Although they look ungainly, bison can run very fast and are quite aggressive when bothered. You do not want to p.o. a bunch of bison (or roller-skate through a herd, either. But everyone knows that song.) Cows will fight when they and their calves are threatened. 1200 pounds of angry, sharp-horned animal charging head-on at 45 m.p.h. was a most impressive sight, and one most people only saw once, and that briefly. The only real enemies of bison were wolves, humans, and floods. Floods? Oh, yes, especially on the Northern Plains (Missouri, Platte, other rivers) they’d drown in spring floods and form bison-jams, piles of bodies across the river. Bison have excellent senses of smell, OK sight, and good hearing.
Bison tended to form sex-segregated herds for most of the year, males in bachelor herds and females with calves in another. During the mating season the herds joined, raising dust, bellowing and carrying on. When the pioneer ranchers Charles and Molly Ann Goodnight first arrived in the Texas Panhandle, Molly Ann (Mrs.) Goodnight was kept awake by the sound of a mating herd doing their thing in Palo Duro Canyon, not far from their camp (but a few hundred feet below it). Her husband seemed unbothered by the commotion. Their conversation the next morning has not been recorded, but one can imagine the gist of it.

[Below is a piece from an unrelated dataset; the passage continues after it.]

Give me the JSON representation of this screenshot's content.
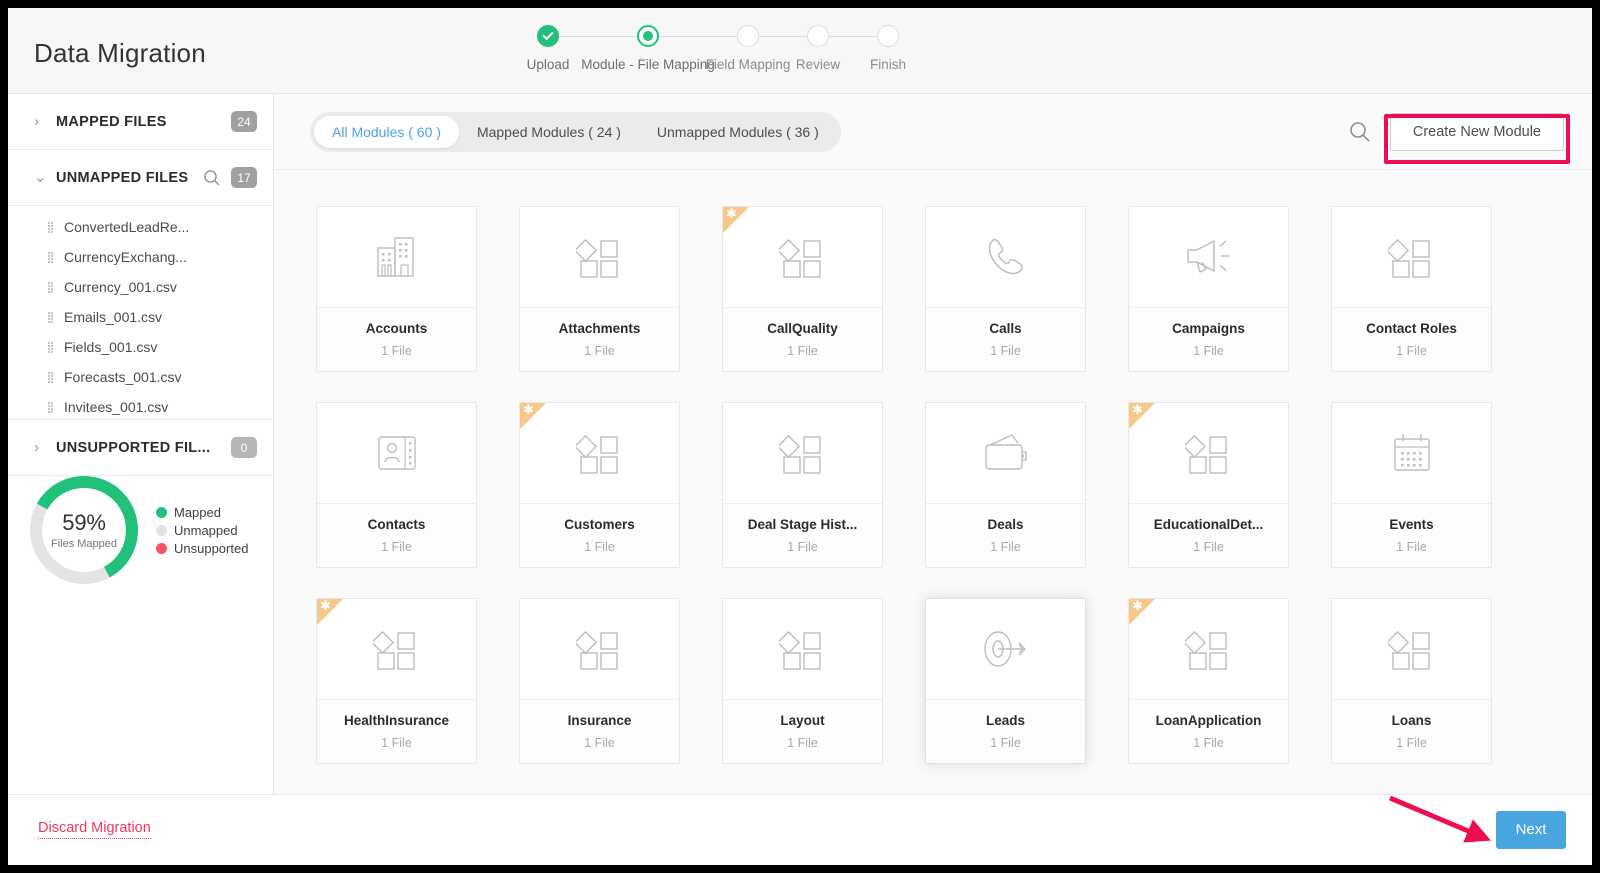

Where cows have dish-like hoofs, bison have split hoofs. As a result, they don’t compress the soil as much as cattle do, nor do they cut cow-paths down to streams and lakes. However, when you get a herd of several hundred, or several thousand, two-ton animals going anywhere together, they will leave a mark on the landscape. There are still places in far western KS and eastern CO where, when the light is right, you can see the remnants of the trails the herds made as they migrated north and south along the ladder of rivers across the plains.

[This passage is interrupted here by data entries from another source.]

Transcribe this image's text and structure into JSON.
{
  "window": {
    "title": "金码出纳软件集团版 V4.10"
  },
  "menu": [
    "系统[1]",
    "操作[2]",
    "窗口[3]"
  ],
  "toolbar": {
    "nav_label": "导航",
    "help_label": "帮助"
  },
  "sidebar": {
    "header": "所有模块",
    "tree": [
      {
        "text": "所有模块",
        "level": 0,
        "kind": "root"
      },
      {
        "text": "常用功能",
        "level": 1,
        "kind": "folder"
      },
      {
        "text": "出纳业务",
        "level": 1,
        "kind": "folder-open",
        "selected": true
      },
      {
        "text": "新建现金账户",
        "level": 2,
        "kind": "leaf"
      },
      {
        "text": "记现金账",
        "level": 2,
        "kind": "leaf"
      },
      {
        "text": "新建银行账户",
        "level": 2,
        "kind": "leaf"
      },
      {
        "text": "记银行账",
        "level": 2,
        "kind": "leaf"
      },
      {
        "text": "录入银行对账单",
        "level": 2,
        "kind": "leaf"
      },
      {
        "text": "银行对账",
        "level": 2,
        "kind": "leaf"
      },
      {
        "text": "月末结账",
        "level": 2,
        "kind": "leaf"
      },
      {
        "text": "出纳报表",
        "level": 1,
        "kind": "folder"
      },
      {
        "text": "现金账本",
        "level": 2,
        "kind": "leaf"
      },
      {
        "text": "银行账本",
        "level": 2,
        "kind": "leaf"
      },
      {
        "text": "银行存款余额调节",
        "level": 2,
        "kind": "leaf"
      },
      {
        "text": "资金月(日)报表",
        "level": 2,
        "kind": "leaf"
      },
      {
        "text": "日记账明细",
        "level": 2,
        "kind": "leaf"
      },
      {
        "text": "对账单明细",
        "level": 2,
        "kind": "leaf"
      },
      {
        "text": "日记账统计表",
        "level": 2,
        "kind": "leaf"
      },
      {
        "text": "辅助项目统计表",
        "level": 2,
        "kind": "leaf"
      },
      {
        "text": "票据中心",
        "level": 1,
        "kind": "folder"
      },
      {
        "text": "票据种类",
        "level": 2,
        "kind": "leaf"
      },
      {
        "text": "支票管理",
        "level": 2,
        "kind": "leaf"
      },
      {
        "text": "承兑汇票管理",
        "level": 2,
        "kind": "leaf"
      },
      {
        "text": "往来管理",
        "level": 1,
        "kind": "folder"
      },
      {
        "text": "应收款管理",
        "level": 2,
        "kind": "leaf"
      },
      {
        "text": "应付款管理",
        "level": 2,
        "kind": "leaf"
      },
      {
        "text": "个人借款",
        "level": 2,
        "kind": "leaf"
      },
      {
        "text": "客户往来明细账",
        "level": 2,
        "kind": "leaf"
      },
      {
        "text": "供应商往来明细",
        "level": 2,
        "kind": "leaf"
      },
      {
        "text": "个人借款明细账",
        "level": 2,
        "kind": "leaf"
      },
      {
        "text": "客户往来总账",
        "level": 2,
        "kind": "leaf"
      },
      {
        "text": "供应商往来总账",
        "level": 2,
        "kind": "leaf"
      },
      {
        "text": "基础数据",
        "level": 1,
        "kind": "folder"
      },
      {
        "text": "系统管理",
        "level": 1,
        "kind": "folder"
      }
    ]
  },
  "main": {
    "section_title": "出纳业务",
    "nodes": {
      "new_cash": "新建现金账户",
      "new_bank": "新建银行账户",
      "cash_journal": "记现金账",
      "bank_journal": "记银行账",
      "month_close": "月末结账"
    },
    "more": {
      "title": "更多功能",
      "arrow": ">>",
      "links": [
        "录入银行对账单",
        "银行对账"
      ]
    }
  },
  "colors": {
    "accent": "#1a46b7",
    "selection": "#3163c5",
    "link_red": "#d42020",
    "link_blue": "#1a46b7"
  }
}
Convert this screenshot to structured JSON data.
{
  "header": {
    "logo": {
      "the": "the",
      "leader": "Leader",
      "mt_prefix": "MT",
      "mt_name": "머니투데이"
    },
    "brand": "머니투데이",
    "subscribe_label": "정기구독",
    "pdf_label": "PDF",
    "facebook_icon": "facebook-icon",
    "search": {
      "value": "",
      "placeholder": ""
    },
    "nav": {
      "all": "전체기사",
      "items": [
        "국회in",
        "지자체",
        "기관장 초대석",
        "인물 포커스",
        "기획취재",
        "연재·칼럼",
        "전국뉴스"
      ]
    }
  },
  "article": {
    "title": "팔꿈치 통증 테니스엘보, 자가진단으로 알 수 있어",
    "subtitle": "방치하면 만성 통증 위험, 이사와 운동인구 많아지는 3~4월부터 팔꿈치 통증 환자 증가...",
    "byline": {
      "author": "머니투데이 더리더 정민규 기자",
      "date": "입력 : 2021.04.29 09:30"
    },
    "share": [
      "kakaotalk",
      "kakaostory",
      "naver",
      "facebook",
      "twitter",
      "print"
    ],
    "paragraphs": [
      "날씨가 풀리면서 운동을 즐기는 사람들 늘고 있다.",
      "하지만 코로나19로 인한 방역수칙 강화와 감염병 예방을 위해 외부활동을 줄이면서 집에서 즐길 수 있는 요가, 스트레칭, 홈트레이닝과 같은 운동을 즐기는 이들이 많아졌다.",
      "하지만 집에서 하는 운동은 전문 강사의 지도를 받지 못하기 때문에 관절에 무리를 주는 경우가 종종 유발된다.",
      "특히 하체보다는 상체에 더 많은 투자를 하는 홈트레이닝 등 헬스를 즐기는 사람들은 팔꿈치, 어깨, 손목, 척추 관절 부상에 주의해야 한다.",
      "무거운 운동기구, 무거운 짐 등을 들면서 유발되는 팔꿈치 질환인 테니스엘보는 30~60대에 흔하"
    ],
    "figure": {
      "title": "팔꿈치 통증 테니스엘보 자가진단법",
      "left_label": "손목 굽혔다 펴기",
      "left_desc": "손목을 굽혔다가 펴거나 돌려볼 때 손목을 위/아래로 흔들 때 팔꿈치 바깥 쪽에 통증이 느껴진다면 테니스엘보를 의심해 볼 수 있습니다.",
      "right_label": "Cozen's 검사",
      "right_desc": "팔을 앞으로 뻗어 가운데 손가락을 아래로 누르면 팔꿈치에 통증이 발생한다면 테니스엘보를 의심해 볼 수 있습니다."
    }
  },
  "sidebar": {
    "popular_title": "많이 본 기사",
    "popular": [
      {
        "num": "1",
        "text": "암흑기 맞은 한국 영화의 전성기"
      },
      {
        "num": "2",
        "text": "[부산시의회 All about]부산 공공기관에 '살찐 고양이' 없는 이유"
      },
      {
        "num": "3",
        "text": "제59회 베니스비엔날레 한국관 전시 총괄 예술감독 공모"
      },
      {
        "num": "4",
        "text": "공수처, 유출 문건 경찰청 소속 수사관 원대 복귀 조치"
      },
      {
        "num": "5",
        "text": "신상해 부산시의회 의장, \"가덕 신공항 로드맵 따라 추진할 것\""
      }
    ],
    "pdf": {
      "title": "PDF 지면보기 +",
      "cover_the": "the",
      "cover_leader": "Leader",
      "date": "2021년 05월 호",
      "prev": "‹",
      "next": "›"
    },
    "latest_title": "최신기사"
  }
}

Bison also do not shade up like cattle. Cattle deal with heat by finding shady places and laying down or standing for hours and chewing their cud. Instead, bison stayed on the grasslands in summer unless drought dried the grasses and playas too much. Even then, the bison often went east, to the wetter Great Plains and Low Rolling Plains, or west to the mountains, leaving the area completely. Cattle seek shade, flattening the grass and eating out the river and stream banks and lake shores. When this happens during the end of the growing season, the plants don’t come back as well the next spring. Bison preferred the lowlands in winter, while the plants remained dormant. Grazing didn’t do as much damage, and over the ten thousand years of bison on the plains, the plants adapted to them. And vice versa.

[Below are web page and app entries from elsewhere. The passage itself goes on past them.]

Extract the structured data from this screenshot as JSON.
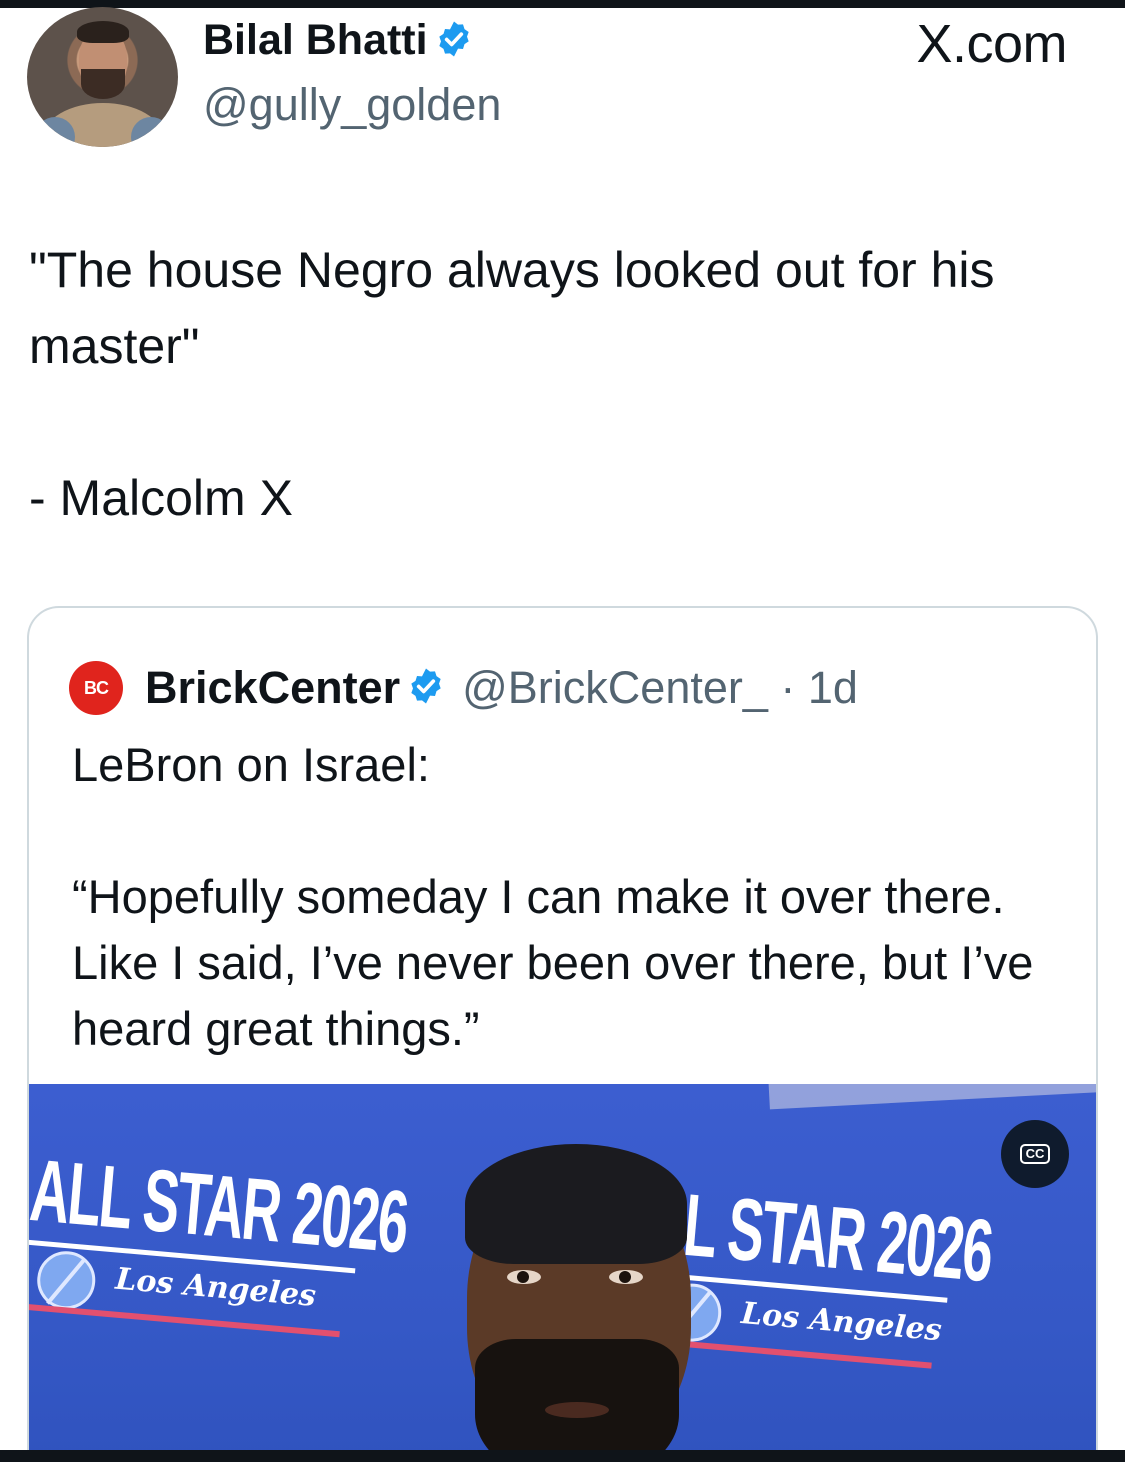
{
  "post": {
    "author_name": "Bilal Bhatti",
    "author_handle": "@gully_golden",
    "verified": true,
    "site_label": "X.com",
    "text": "\"The house Negro always looked out for his master\"\n\n- Malcolm X"
  },
  "quoted_post": {
    "logo_text": "BC",
    "author_name": "BrickCenter",
    "verified": true,
    "handle_and_time": "@BrickCenter_ · 1d",
    "text": "LeBron on Israel:\n\n“Hopefully someday I can make it over there. Like I said, I’ve never been over there, but I’ve heard great things.”",
    "media": {
      "banner_left_title": "ALL STAR 2026",
      "banner_left_subtitle": "Los Angeles",
      "banner_right_title": "LL STAR 2026",
      "banner_right_subtitle": "Los Angeles",
      "cc_label": "CC"
    }
  },
  "colors": {
    "text": "#0f1419",
    "secondary_text": "#536471",
    "verified_badge": "#1d9bf0",
    "card_border": "#cfd9de",
    "media_backdrop": "#3558c6",
    "brickcenter_red": "#e0241d"
  },
  "icons": [
    "verified-badge-icon",
    "brickcenter-logo",
    "closed-captions-icon"
  ]
}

Bison also acted as nutrient transporters. What went in also came out, and they spread nitrogen, urea, moisture, and minerals across the plains as they grazed and excreted. You did not want to drink downstream of a buffalo herd. When they died, their remains decomposed back into the soil or served as food for wolves, buzzards, insects and other scavengers.
When the Spanish and US explorers arrived on the High Plains, the land they saw was a land with bison, shaped and fitted to the great herds of shaggy bovines, and vice versa. The semi-arid environment of the Llano favored short grasses and big grazers, a buffalo steppe. Bison were one of the keystone species of the High Plains, one upon which many other species depended or had adapted to.